▸ TASK DESCRIPTION
Your copy should match the records exactly, except that it contains no pictures.

▸ Element data from apps and pages
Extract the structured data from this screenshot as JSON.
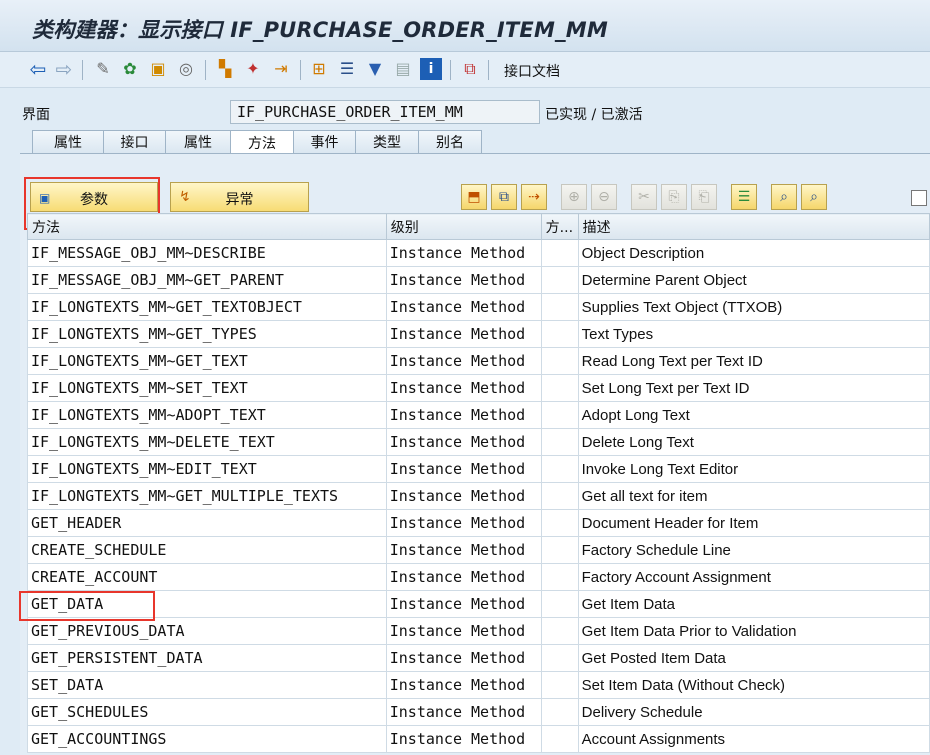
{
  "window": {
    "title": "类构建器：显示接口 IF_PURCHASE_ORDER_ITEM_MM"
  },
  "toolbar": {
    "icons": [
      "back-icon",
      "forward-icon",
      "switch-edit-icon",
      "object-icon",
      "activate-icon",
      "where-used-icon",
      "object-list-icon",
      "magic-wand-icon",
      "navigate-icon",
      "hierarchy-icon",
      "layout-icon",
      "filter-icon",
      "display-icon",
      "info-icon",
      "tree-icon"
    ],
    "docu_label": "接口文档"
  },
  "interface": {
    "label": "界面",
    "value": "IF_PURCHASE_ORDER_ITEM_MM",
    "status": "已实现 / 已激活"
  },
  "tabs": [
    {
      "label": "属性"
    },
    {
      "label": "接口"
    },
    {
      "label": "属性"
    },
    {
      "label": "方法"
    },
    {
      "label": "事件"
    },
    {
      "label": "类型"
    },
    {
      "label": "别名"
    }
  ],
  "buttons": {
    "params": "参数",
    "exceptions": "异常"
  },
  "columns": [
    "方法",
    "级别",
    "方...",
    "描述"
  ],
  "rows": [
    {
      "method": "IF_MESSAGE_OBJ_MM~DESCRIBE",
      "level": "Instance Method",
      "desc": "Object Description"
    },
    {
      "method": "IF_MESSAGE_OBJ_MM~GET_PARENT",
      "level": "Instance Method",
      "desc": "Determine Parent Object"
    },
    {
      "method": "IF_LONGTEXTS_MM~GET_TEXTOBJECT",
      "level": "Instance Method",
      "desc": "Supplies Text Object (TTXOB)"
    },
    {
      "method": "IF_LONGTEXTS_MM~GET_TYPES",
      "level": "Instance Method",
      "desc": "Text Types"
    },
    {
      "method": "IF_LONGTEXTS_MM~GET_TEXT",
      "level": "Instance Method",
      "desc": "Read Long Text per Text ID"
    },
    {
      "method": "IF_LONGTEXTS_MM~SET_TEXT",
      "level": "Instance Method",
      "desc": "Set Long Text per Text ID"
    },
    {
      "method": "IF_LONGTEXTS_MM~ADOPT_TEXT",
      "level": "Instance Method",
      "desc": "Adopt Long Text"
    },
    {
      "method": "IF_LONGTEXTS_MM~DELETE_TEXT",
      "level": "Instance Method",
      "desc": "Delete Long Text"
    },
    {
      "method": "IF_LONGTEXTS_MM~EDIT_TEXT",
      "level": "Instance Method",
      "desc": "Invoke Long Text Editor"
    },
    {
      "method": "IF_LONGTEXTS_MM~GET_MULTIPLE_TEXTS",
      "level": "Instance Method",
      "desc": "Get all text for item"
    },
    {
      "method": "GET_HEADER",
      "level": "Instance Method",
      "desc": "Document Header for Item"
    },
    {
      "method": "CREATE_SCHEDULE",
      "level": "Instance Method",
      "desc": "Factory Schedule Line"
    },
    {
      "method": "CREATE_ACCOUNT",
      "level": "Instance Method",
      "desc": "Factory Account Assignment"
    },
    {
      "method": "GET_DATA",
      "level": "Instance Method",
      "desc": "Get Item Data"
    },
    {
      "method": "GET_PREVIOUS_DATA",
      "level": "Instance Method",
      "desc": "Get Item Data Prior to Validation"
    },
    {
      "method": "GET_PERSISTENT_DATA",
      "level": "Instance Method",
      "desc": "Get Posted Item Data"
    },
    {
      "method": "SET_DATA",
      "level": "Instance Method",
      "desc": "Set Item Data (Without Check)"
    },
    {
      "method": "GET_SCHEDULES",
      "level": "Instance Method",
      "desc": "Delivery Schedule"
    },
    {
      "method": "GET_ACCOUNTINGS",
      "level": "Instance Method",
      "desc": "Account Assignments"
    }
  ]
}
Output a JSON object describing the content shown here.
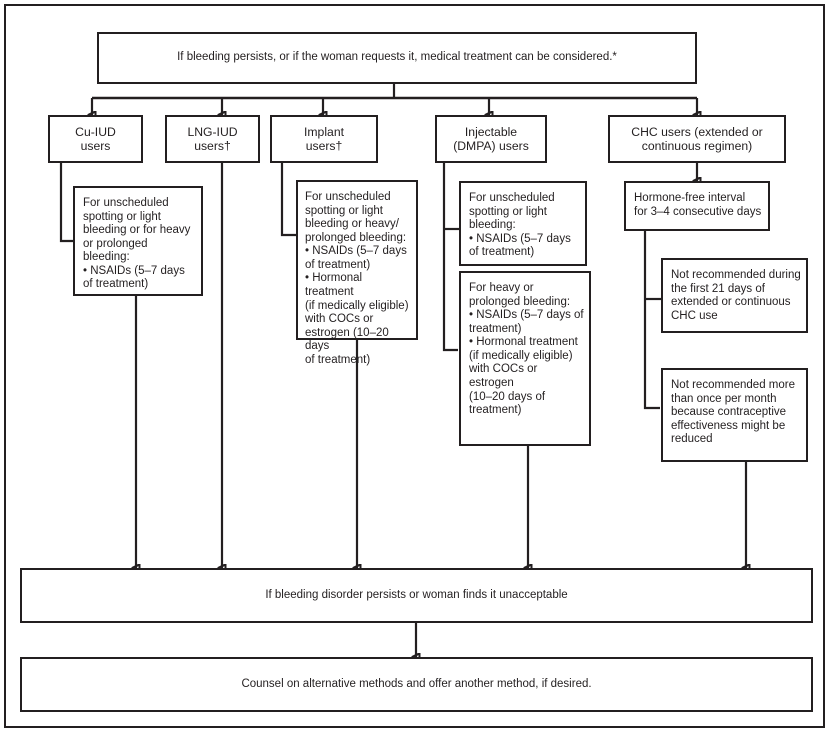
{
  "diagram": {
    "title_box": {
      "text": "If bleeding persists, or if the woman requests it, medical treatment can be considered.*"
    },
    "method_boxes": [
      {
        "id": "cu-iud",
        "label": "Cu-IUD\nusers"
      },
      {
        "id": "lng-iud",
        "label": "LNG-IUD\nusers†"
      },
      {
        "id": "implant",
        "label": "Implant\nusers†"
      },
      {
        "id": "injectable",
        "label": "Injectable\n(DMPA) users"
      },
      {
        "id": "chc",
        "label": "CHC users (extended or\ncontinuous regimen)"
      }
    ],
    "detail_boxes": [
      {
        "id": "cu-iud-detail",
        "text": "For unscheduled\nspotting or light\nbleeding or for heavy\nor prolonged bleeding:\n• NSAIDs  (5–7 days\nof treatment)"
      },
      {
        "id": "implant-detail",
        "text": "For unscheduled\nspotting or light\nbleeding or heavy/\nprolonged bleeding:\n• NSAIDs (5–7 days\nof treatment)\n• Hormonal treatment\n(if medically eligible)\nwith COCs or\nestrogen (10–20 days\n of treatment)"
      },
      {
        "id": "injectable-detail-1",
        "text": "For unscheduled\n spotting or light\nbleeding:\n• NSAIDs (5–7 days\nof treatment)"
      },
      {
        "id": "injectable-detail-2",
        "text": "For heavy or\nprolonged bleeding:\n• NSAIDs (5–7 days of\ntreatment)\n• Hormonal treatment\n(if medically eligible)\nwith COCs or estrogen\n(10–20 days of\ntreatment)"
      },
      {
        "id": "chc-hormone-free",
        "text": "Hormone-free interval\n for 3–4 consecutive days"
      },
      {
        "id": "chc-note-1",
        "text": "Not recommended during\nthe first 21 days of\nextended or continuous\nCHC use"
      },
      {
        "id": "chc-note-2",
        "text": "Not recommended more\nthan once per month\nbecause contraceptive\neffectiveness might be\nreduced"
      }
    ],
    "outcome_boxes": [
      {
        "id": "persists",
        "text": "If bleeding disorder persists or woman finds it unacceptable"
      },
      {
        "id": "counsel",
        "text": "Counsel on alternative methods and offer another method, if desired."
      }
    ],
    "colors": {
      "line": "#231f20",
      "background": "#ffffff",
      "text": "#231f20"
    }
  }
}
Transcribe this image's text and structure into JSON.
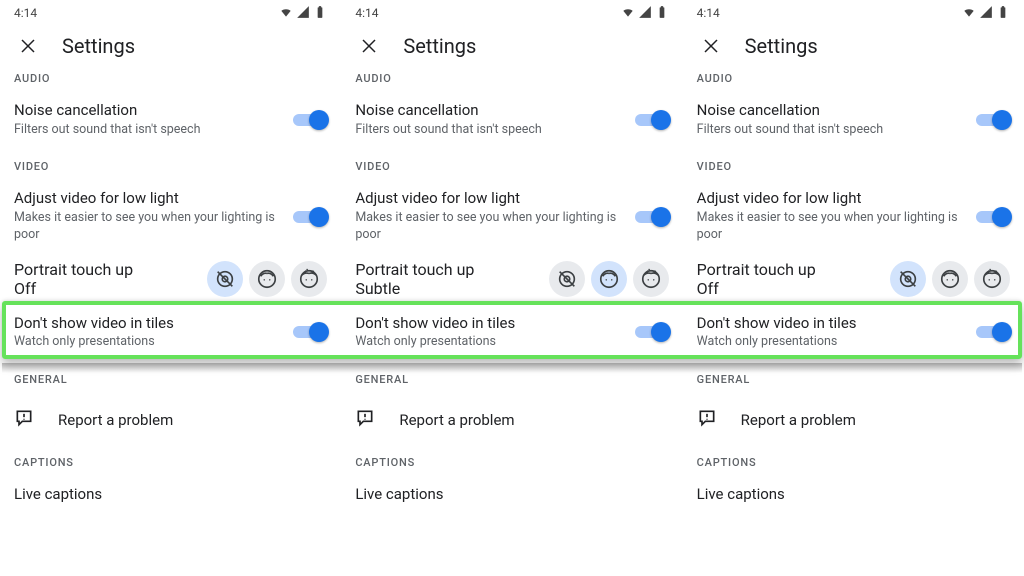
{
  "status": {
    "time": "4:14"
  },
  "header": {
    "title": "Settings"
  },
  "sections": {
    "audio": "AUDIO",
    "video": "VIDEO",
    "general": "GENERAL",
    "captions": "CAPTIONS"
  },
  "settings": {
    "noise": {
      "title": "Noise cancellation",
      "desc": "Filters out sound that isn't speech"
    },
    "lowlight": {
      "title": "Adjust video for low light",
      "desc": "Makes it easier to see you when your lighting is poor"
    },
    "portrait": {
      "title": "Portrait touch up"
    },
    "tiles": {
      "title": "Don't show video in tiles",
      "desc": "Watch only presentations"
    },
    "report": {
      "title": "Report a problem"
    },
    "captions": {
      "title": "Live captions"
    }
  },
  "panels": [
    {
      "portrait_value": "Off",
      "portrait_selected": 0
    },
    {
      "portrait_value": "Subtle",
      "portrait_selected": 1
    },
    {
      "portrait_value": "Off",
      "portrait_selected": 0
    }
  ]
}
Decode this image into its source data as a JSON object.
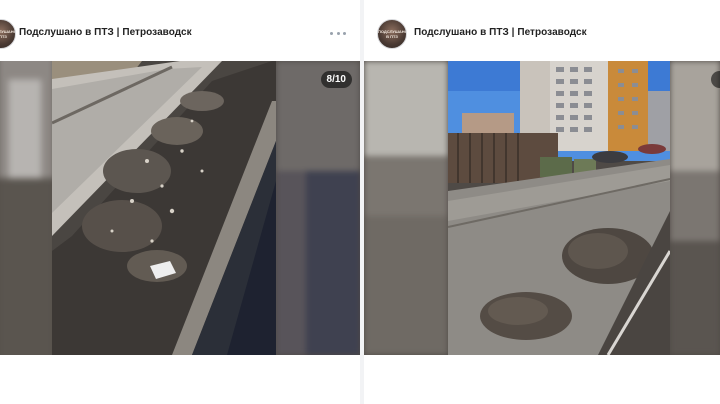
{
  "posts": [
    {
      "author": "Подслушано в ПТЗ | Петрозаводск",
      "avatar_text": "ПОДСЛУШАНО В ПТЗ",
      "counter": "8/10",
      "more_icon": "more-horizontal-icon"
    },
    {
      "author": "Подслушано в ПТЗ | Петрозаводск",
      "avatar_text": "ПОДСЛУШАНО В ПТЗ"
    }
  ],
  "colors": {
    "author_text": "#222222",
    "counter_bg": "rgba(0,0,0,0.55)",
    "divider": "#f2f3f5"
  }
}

▸ ANSWER SPACE
Extract the structured data from this screenshot as JSON.
{
  "window": {
    "title": "类构建器：显示接口 IF_PURCHASE_ORDER_ITEM_MM"
  },
  "toolbar": {
    "icons": [
      "back-icon",
      "forward-icon",
      "switch-edit-icon",
      "object-icon",
      "activate-icon",
      "where-used-icon",
      "object-list-icon",
      "magic-wand-icon",
      "navigate-icon",
      "hierarchy-icon",
      "layout-icon",
      "filter-icon",
      "display-icon",
      "info-icon",
      "tree-icon"
    ],
    "docu_label": "接口文档"
  },
  "interface": {
    "label": "界面",
    "value": "IF_PURCHASE_ORDER_ITEM_MM",
    "status": "已实现 / 已激活"
  },
  "tabs": [
    {
      "label": "属性"
    },
    {
      "label": "接口"
    },
    {
      "label": "属性"
    },
    {
      "label": "方法"
    },
    {
      "label": "事件"
    },
    {
      "label": "类型"
    },
    {
      "label": "别名"
    }
  ],
  "buttons": {
    "params": "参数",
    "exceptions": "异常"
  },
  "columns": [
    "方法",
    "级别",
    "方...",
    "描述"
  ],
  "rows": [
    {
      "method": "IF_MESSAGE_OBJ_MM~DESCRIBE",
      "level": "Instance Method",
      "desc": "Object Description"
    },
    {
      "method": "IF_MESSAGE_OBJ_MM~GET_PARENT",
      "level": "Instance Method",
      "desc": "Determine Parent Object"
    },
    {
      "method": "IF_LONGTEXTS_MM~GET_TEXTOBJECT",
      "level": "Instance Method",
      "desc": "Supplies Text Object (TTXOB)"
    },
    {
      "method": "IF_LONGTEXTS_MM~GET_TYPES",
      "level": "Instance Method",
      "desc": "Text Types"
    },
    {
      "method": "IF_LONGTEXTS_MM~GET_TEXT",
      "level": "Instance Method",
      "desc": "Read Long Text per Text ID"
    },
    {
      "method": "IF_LONGTEXTS_MM~SET_TEXT",
      "level": "Instance Method",
      "desc": "Set Long Text per Text ID"
    },
    {
      "method": "IF_LONGTEXTS_MM~ADOPT_TEXT",
      "level": "Instance Method",
      "desc": "Adopt Long Text"
    },
    {
      "method": "IF_LONGTEXTS_MM~DELETE_TEXT",
      "level": "Instance Method",
      "desc": "Delete Long Text"
    },
    {
      "method": "IF_LONGTEXTS_MM~EDIT_TEXT",
      "level": "Instance Method",
      "desc": "Invoke Long Text Editor"
    },
    {
      "method": "IF_LONGTEXTS_MM~GET_MULTIPLE_TEXTS",
      "level": "Instance Method",
      "desc": "Get all text for item"
    },
    {
      "method": "GET_HEADER",
      "level": "Instance Method",
      "desc": "Document Header for Item"
    },
    {
      "method": "CREATE_SCHEDULE",
      "level": "Instance Method",
      "desc": "Factory Schedule Line"
    },
    {
      "method": "CREATE_ACCOUNT",
      "level": "Instance Method",
      "desc": "Factory Account Assignment"
    },
    {
      "method": "GET_DATA",
      "level": "Instance Method",
      "desc": "Get Item Data"
    },
    {
      "method": "GET_PREVIOUS_DATA",
      "level": "Instance Method",
      "desc": "Get Item Data Prior to Validation"
    },
    {
      "method": "GET_PERSISTENT_DATA",
      "level": "Instance Method",
      "desc": "Get Posted Item Data"
    },
    {
      "method": "SET_DATA",
      "level": "Instance Method",
      "desc": "Set Item Data (Without Check)"
    },
    {
      "method": "GET_SCHEDULES",
      "level": "Instance Method",
      "desc": "Delivery Schedule"
    },
    {
      "method": "GET_ACCOUNTINGS",
      "level": "Instance Method",
      "desc": "Account Assignments"
    }
  ]
}
Output a JSON object describing the content shown here.
{
  "diagram": {
    "title_box": {
      "text": "If bleeding persists, or if the woman requests it, medical treatment can be considered.*"
    },
    "method_boxes": [
      {
        "id": "cu-iud",
        "label": "Cu-IUD\nusers"
      },
      {
        "id": "lng-iud",
        "label": "LNG-IUD\nusers†"
      },
      {
        "id": "implant",
        "label": "Implant\nusers†"
      },
      {
        "id": "injectable",
        "label": "Injectable\n(DMPA) users"
      },
      {
        "id": "chc",
        "label": "CHC users (extended or\ncontinuous regimen)"
      }
    ],
    "detail_boxes": [
      {
        "id": "cu-iud-detail",
        "text": "For unscheduled\nspotting or light\nbleeding or for heavy\nor prolonged bleeding:\n• NSAIDs  (5–7 days\nof treatment)"
      },
      {
        "id": "implant-detail",
        "text": "For unscheduled\nspotting or light\nbleeding or heavy/\nprolonged bleeding:\n• NSAIDs (5–7 days\nof treatment)\n• Hormonal treatment\n(if medically eligible)\nwith COCs or\nestrogen (10–20 days\n of treatment)"
      },
      {
        "id": "injectable-detail-1",
        "text": "For unscheduled\n spotting or light\nbleeding:\n• NSAIDs (5–7 days\nof treatment)"
      },
      {
        "id": "injectable-detail-2",
        "text": "For heavy or\nprolonged bleeding:\n• NSAIDs (5–7 days of\ntreatment)\n• Hormonal treatment\n(if medically eligible)\nwith COCs or estrogen\n(10–20 days of\ntreatment)"
      },
      {
        "id": "chc-hormone-free",
        "text": "Hormone-free interval\n for 3–4 consecutive days"
      },
      {
        "id": "chc-note-1",
        "text": "Not recommended during\nthe first 21 days of\nextended or continuous\nCHC use"
      },
      {
        "id": "chc-note-2",
        "text": "Not recommended more\nthan once per month\nbecause contraceptive\neffectiveness might be\nreduced"
      }
    ],
    "outcome_boxes": [
      {
        "id": "persists",
        "text": "If bleeding disorder persists or woman finds it unacceptable"
      },
      {
        "id": "counsel",
        "text": "Counsel on alternative methods and offer another method, if desired."
      }
    ],
    "colors": {
      "line": "#231f20",
      "background": "#ffffff",
      "text": "#231f20"
    }
  }
}
Transcribe this image's text and structure into JSON.
{
  "status": {
    "time": "4:14"
  },
  "header": {
    "title": "Settings"
  },
  "sections": {
    "audio": "AUDIO",
    "video": "VIDEO",
    "general": "GENERAL",
    "captions": "CAPTIONS"
  },
  "settings": {
    "noise": {
      "title": "Noise cancellation",
      "desc": "Filters out sound that isn't speech"
    },
    "lowlight": {
      "title": "Adjust video for low light",
      "desc": "Makes it easier to see you when your lighting is poor"
    },
    "portrait": {
      "title": "Portrait touch up"
    },
    "tiles": {
      "title": "Don't show video in tiles",
      "desc": "Watch only presentations"
    },
    "report": {
      "title": "Report a problem"
    },
    "captions": {
      "title": "Live captions"
    }
  },
  "panels": [
    {
      "portrait_value": "Off",
      "portrait_selected": 0
    },
    {
      "portrait_value": "Subtle",
      "portrait_selected": 1
    },
    {
      "portrait_value": "Off",
      "portrait_selected": 0
    }
  ]
}
Decode this image into its source data as a JSON object.
{
  "posts": [
    {
      "author": "Подслушано в ПТЗ | Петрозаводск",
      "avatar_text": "ПОДСЛУШАНО В ПТЗ",
      "counter": "8/10",
      "more_icon": "more-horizontal-icon"
    },
    {
      "author": "Подслушано в ПТЗ | Петрозаводск",
      "avatar_text": "ПОДСЛУШАНО В ПТЗ"
    }
  ],
  "colors": {
    "author_text": "#222222",
    "counter_bg": "rgba(0,0,0,0.55)",
    "divider": "#f2f3f5"
  }
}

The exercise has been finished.